"In every case of which we are aware, these claims either have been unsubstantiated or are technically incoherent," the letter said. "To our collective knowledge, no credible evidence has been put forth that supports a conclusion that the 2020 election outcome in any state has been altered through technical compromise."

Paper trails 

The election officials are confident in the security and results of the election because of paper audits of the votes. Though votes could be digitally altered if a hacker had full access to the machines, the paper ballots themselves would be much more difficult to change.

The Voting Machine Hacking Village at Defcon has helped point out the many flaws with trusting technology completely, and its organizers have called on Congress for years to pass legislation that would improve this paper trail.

Trump had never tweeted about Dominion's voting machines or the flaws with voting technology until after he lost the election. Lawmakers gave Trump plenty of opportunities to improve election security during his presidency.

In 2018, Sen. Ron Wyden, a Democrat from Oregon who's also on the Senate intelligence committee, proposed an election security bill that would require paper ballots. It had been blocked by Senate Majority Leader Mitch McConnell, who later supported a $250 million election security funding bill that didn't mandate paper ballots.
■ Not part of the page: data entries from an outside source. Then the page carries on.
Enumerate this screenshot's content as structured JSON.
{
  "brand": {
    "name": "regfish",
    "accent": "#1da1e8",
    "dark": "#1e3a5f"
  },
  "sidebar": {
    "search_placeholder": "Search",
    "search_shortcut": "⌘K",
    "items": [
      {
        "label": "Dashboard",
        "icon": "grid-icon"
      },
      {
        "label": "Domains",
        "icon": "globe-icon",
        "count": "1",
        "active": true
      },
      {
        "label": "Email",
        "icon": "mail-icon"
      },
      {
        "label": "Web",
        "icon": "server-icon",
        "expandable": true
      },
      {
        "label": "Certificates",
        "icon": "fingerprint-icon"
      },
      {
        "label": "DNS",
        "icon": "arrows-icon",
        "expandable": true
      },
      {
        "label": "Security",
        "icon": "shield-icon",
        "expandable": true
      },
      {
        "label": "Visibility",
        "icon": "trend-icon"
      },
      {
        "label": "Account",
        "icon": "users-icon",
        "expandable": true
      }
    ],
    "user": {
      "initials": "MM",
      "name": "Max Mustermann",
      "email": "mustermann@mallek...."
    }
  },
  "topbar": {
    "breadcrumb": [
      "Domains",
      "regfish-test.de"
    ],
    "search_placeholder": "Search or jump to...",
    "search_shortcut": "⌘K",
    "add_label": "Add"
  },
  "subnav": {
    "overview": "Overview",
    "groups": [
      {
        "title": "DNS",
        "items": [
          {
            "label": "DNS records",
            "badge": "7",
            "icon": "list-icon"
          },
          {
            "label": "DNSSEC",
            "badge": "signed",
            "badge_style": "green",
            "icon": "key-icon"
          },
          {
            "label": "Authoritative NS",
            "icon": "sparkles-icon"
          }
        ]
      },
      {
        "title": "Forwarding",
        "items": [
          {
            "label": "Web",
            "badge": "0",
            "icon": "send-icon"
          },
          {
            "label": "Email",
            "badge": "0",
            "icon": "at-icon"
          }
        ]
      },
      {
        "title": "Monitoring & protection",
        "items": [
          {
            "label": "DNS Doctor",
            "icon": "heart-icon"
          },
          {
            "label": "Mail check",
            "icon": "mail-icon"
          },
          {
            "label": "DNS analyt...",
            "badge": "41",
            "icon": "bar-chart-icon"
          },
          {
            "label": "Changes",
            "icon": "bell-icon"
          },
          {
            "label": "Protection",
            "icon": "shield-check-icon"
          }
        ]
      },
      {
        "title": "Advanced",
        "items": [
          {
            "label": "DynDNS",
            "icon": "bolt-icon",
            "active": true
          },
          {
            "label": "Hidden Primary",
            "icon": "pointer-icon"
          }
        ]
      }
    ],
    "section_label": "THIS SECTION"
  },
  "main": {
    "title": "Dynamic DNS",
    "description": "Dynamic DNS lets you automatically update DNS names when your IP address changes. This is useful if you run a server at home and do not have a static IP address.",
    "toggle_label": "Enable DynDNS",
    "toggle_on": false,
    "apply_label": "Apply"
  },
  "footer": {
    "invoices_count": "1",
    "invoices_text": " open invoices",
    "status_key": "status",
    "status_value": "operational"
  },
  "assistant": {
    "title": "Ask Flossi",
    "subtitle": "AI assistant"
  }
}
"Donald Trump is grasping for any possible excuse to avoid admitting he lost the election," Wyden said. "If Trump really cared about securing our elections, he would have embraced paper ballots and voting by mail, instead of spending months lying to the American people about them. I wrote, and the House passed, the toughest election security bill ever produced, which Mitch McConnell killed when it reached the Senate, and Trump didn't lift a finger to save it."

When Defcon first started looking at election infrastructure, in 2017, election officials and voting machine makers weren't quick to embrace the approach. Voting machine manufacturers historically closed off access to their hardware, preventing security researchers from being able to test it for flaws. 

The National Association of Secretaries of State also criticized how the village operated, noting that the researchers have unlimited access to voting machines, unlike during an actual election where poll workers would be watching for tampering and paper audits would detect abnormalities. 

But the village gave important insight involving switching to paper ballots. Virginia's election officials changed the state's systems to paper ballots in 2017 after hackers from Defcon demonstrated flaws with machines used in the state. 

The village has also led the voting machine manufacturers to change their attitudes toward security researchers. Dominion Voting Systems established its own vulnerability disclosure policy in 2019, allowing, for the first time, security researchers to tamper with its machines and report flaws. 

At the Black Hat hacker conference in August, Election Systems & Software, the largest maker of voting machines in the US, also announced its own vulnerability disclosure policy

In October, Iowa's election officials launched the state's own vulnerability disclosure policy through Bugcrowd, a bug bounty platform that lets hackers get paid for finding security flaws. Casey Ellis, Bugcrowd's founder, said these programs served as "neighborhood watch for voting technology" and created transparency with election technology issues.

The same way that an unlocked door doesn't mean you've been robbed, vulnerabilities in software don't mean votes have been hacked. The point of the vulnerability disclosure programs is so companies can fix these issues, and use secure measures such as paper audits. 

"Election security experts are in an excellent position to explain that there is a very big difference between a vulnerability in an individual system, and vulnerabilities being covertly exploited at scale in order to rig an election," Ellis said. "It's easy for the public to see footage of voting machines being torn apart and draw equivalency with the integrity of the election itself. This isn't the case, and we're the ones who are in the most objective position to explain this."